┏━━
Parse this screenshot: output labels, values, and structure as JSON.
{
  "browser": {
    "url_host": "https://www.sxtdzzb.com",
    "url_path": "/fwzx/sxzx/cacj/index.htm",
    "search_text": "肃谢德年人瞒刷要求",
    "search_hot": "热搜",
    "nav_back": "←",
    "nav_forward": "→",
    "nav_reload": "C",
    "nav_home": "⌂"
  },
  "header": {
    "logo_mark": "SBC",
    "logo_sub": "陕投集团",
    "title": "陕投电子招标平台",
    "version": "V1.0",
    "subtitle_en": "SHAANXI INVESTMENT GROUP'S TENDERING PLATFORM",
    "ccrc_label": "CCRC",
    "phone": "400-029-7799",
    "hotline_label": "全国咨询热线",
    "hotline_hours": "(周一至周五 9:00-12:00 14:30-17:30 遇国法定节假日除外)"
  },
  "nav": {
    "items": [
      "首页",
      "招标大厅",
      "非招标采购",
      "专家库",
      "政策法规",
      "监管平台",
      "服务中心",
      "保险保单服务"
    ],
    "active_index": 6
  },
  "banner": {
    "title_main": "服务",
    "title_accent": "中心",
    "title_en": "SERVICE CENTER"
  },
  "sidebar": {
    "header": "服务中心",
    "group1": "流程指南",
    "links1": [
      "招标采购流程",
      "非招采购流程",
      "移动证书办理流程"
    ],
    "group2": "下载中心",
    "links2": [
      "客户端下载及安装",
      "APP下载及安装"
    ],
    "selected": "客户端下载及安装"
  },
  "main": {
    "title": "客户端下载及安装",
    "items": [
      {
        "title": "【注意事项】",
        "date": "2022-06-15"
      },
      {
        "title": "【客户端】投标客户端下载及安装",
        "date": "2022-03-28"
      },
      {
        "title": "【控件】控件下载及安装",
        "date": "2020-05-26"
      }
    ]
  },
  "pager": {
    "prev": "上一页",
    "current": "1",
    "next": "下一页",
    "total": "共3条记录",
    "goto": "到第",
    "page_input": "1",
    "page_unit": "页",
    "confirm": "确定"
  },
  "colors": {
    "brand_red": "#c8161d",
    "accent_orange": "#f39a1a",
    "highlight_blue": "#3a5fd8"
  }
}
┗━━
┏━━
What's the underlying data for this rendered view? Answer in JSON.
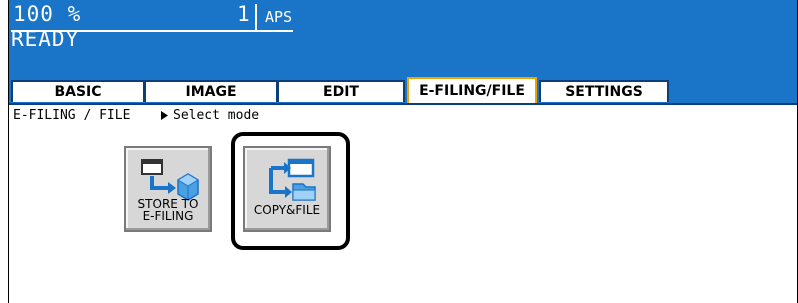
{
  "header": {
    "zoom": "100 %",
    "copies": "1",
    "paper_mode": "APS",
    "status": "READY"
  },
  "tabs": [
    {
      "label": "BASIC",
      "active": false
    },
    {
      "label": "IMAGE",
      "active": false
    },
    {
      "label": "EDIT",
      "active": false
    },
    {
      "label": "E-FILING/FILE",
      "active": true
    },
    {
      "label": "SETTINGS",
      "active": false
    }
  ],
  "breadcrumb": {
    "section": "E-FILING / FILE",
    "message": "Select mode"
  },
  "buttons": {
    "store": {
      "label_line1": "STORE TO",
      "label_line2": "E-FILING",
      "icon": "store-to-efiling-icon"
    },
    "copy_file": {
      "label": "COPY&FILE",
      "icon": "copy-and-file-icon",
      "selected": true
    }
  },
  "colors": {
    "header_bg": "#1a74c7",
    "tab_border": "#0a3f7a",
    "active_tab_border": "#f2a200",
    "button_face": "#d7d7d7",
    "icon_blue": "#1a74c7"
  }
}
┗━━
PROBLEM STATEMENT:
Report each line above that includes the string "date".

TASK OUTPUT:
        "date": "2022-06-15"
        "date": "2022-03-28"
        "date": "2020-05-26"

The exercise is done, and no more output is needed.